At a RCC Board of Trustees meeting earlier this year, Dr. J.W. Kelley, vice president for student services, presented information showing that “students under 21, first semester, are most likely not performing well with us. … Hispanics are another population and most of our Hispanic students are under 21.” He said that young students need to be the target group for additional attention.

Measures were taken to implement better ways to help at-risk students access resources. Counselors are assisting in this area by providing information at initial meetings and through the College Student Success class which each new RCC student has been required to take since 2011 — a result of an earlier initiative.

More than 100 early alerts to students resulted in individual counseling sessions on student success skills. The result was that a limited implementation led to a modest decrease in academic probation while fuller implementation is projected to produce even lower academic probation rates.

Other student success efforts in the past have resulted in improved customer service for students.
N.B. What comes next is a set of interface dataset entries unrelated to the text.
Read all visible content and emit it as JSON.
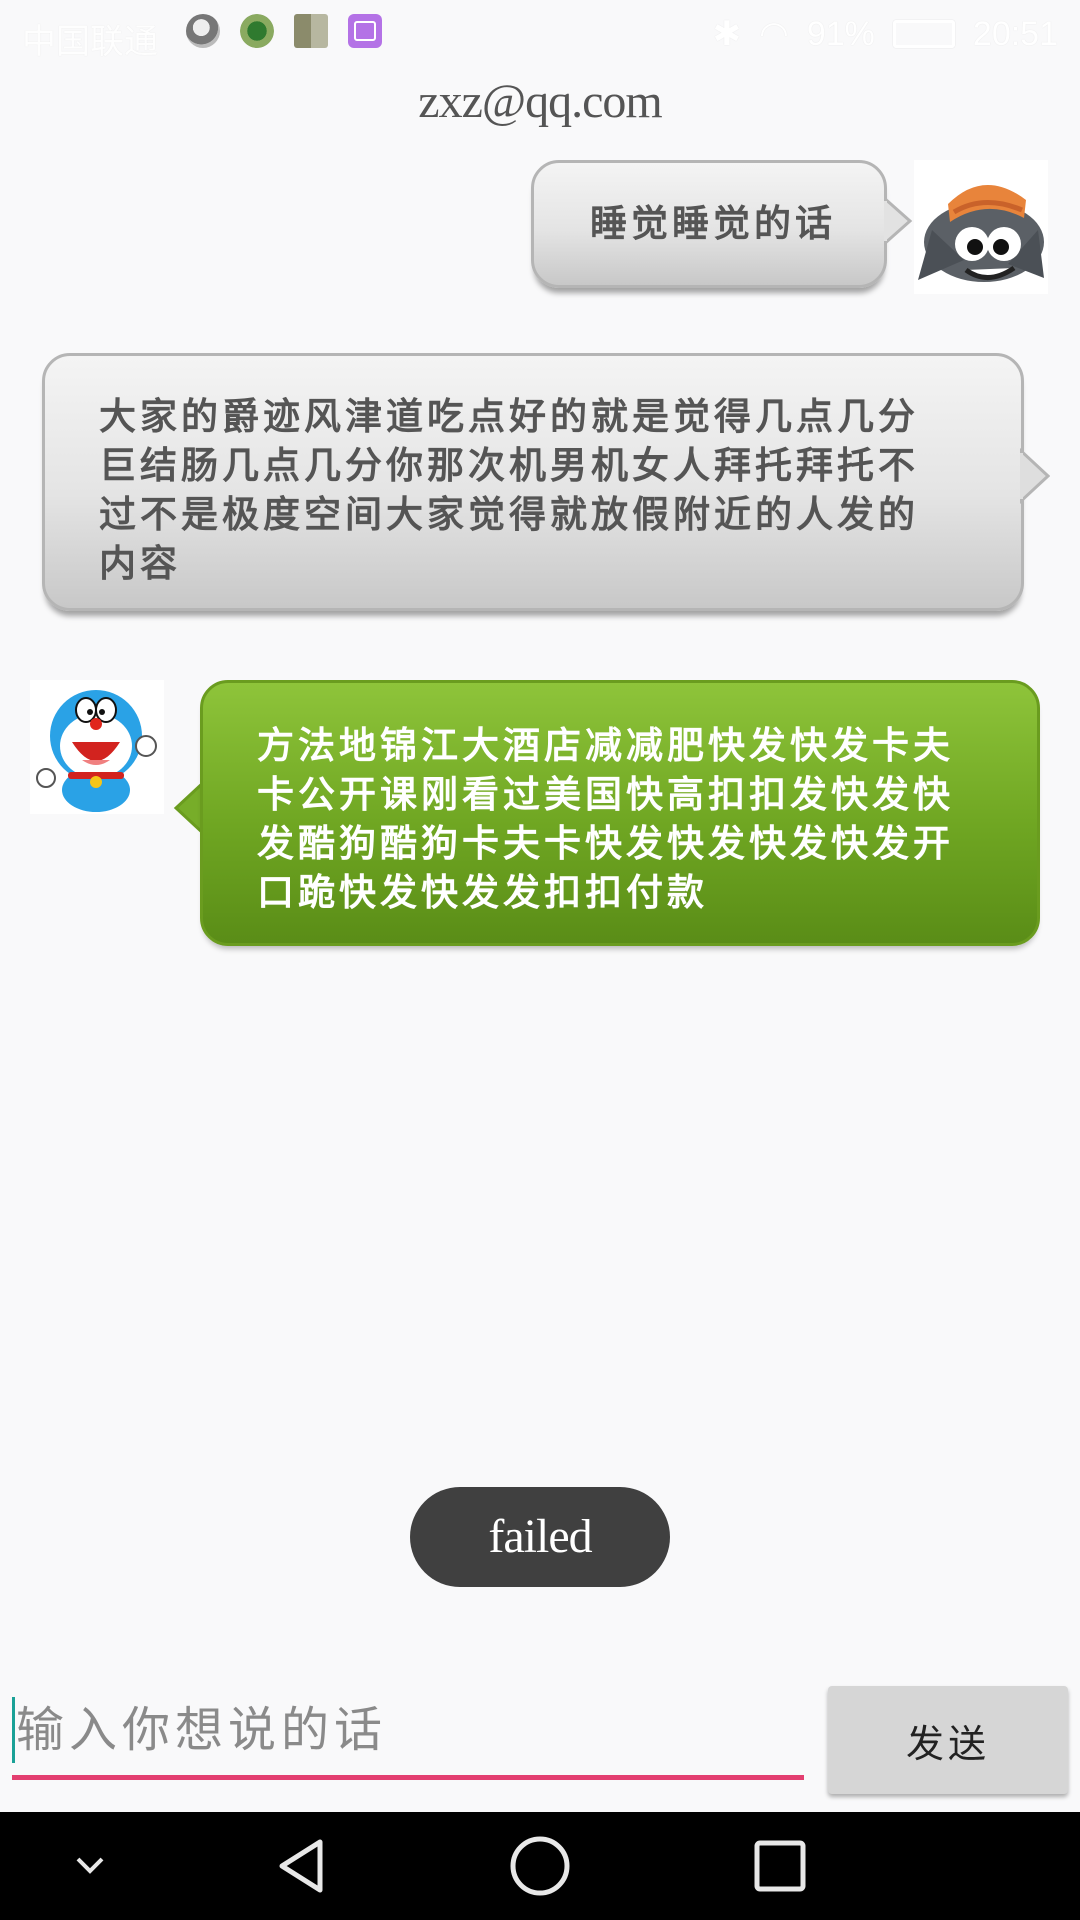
{
  "status_bar": {
    "carrier": "中国联通",
    "battery": "91%",
    "time": "20:51",
    "notification_icons": [
      "pig-app-icon",
      "leaf-app-icon",
      "gallery-app-icon",
      "image-app-icon"
    ]
  },
  "header": {
    "title": "zxz@qq.com"
  },
  "messages": [
    {
      "side": "right",
      "style": "gray",
      "avatar": "grey-wolf-avatar",
      "text": "睡觉睡觉的话"
    },
    {
      "side": "right",
      "style": "gray",
      "avatar": "",
      "text": "大家的爵迹风津道吃点好的就是觉得几点几分巨结肠几点几分你那次机男机女人拜托拜托不过不是极度空间大家觉得就放假附近的人发的内容"
    },
    {
      "side": "left",
      "style": "green",
      "avatar": "doraemon-avatar",
      "text": "方法地锦江大酒店减减肥快发快发卡夫卡公开课刚看过美国快高扣扣发快发快发酷狗酷狗卡夫卡快发快发快发快发开口跪快发快发发扣扣付款"
    }
  ],
  "toast": {
    "text": "failed"
  },
  "composer": {
    "placeholder": "输入你想说的话",
    "value": "",
    "send_label": "发送"
  },
  "colors": {
    "accent_underline": "#e33f70",
    "caret": "#1aa197",
    "green_bubble": "#6fa622",
    "gray_bubble": "#e4e4e4"
  },
  "nav_bar": {
    "buttons": [
      "chevron-down-icon",
      "back-icon",
      "home-icon",
      "recents-icon"
    ]
  }
}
The Welcome Center, which opened in May 2011 on the Asheboro Campus, is an example of helping prospective students when they visit — a one-stop location instead of an individual having to visit several offices.

Employees

“Enhance our positive, dynamic work environment for all employees” is the initiative for this focus area. The first-year strategy has been to “assess and analyze our current RCC work environment.”

RCC surveyed other community colleges’ human resources personnel to determine factors which are most important at their campuses: Compensation was most important, followed by flexibility for work/life balance and then benefits. Faculty teaching load data was also obtained and analyzed from other N.C. community colleges and the 2014 “Great Colleges to Work For” survey report evaluated.

RCC faculty and staff were asked to rank 12 factors related to employee satisfaction. Most important were the work itself, relationships with coworkers and flexibility for work/life balance.

Employee focus groups were held at the Asheboro and satellite campuses and RCC faculty and staff informed about how information was being analyzed.

April meetings were held with division chairs to discuss faculty-related results and with staff association officers to talk about staff-related issues. Follow-up meetings were conducted in June with each group to further explore ideas presented at the focus groups.

The second-year strategy will be presented by Shackleford when he addresses both faculty and staff on Aug. 13.

___

(c)2015 The Courier-Tribune, Asheboro, N.C.

Visit The Courier-Tribune, Asheboro, N.C. at www.courier-tribune.com

Distributed by Tribune Content Agency, LLC.

_____

Topics: t000156678,t000002776,t000049144,t000002899,t000156697,t000027855,t000404589,t000002786,t000041355,t000040453,t000002925,t000040236


Copyright © 2018 The Washington Times, LLC.

The Washington Times Comment Policy

The Washington Times welcomes your comments on Spot.im, our third-party provider. Please read our Comment Policy before commenting.

 

Click to Read More and View Comments

Click to Hide